**What you need to do**
Please set down the records below exactly as they appear.

**Raw data**

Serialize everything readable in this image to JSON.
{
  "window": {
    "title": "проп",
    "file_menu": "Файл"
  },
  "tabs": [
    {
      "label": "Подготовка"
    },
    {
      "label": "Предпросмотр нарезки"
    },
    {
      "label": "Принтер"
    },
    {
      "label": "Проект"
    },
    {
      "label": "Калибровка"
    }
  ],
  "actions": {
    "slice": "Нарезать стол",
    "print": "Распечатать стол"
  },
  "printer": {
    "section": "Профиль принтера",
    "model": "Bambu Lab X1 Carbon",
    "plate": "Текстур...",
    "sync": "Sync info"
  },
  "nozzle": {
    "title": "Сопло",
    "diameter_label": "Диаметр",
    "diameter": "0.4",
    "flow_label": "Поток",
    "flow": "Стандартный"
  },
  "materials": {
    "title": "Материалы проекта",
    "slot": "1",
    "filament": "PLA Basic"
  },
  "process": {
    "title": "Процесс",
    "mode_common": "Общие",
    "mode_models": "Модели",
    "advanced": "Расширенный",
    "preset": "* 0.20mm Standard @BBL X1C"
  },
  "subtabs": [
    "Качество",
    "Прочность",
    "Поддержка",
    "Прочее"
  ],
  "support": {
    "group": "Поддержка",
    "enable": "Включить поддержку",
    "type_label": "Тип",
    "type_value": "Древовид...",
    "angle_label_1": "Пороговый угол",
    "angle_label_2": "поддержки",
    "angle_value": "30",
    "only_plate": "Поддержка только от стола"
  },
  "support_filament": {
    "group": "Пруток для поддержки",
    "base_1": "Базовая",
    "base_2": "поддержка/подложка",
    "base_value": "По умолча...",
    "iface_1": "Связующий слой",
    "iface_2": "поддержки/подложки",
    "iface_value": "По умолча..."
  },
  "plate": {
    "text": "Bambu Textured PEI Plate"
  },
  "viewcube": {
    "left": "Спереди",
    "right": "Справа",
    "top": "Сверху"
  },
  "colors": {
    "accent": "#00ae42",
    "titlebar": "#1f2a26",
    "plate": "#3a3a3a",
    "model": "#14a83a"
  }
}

**Task output**
Serialize everything readable in this image to JSON.
{
  "window": {
    "title": "проп",
    "file_menu": "Файл"
  },
  "tabs": [
    {
      "label": "Подготовка"
    },
    {
      "label": "Предпросмотр нарезки"
    },
    {
      "label": "Принтер"
    },
    {
      "label": "Проект"
    },
    {
      "label": "Калибровка"
    }
  ],
  "actions": {
    "slice": "Нарезать стол",
    "print": "Распечатать стол"
  },
  "printer": {
    "section": "Профиль принтера",
    "model": "Bambu Lab X1 Carbon",
    "plate": "Текстур...",
    "sync": "Sync info"
  },
  "nozzle": {
    "title": "Сопло",
    "diameter_label": "Диаметр",
    "diameter": "0.4",
    "flow_label": "Поток",
    "flow": "Стандартный"
  },
  "materials": {
    "title": "Материалы проекта",
    "slot": "1",
    "filament": "PLA Basic"
  },
  "process": {
    "title": "Процесс",
    "mode_common": "Общие",
    "mode_models": "Модели",
    "advanced": "Расширенный",
    "preset": "* 0.20mm Standard @BBL X1C"
  },
  "subtabs": [
    "Качество",
    "Прочность",
    "Поддержка",
    "Прочее"
  ],
  "support": {
    "group": "Поддержка",
    "enable": "Включить поддержку",
    "type_label": "Тип",
    "type_value": "Древовид...",
    "angle_label_1": "Пороговый угол",
    "angle_label_2": "поддержки",
    "angle_value": "30",
    "only_plate": "Поддержка только от стола"
  },
  "support_filament": {
    "group": "Пруток для поддержки",
    "base_1": "Базовая",
    "base_2": "поддержка/подложка",
    "base_value": "По умолча...",
    "iface_1": "Связующий слой",
    "iface_2": "поддержки/подложки",
    "iface_value": "По умолча..."
  },
  "plate": {
    "text": "Bambu Textured PEI Plate"
  },
  "viewcube": {
    "left": "Спереди",
    "right": "Справа",
    "top": "Сверху"
  },
  "colors": {
    "accent": "#00ae42",
    "titlebar": "#1f2a26",
    "plate": "#3a3a3a",
    "model": "#14a83a"
  }
}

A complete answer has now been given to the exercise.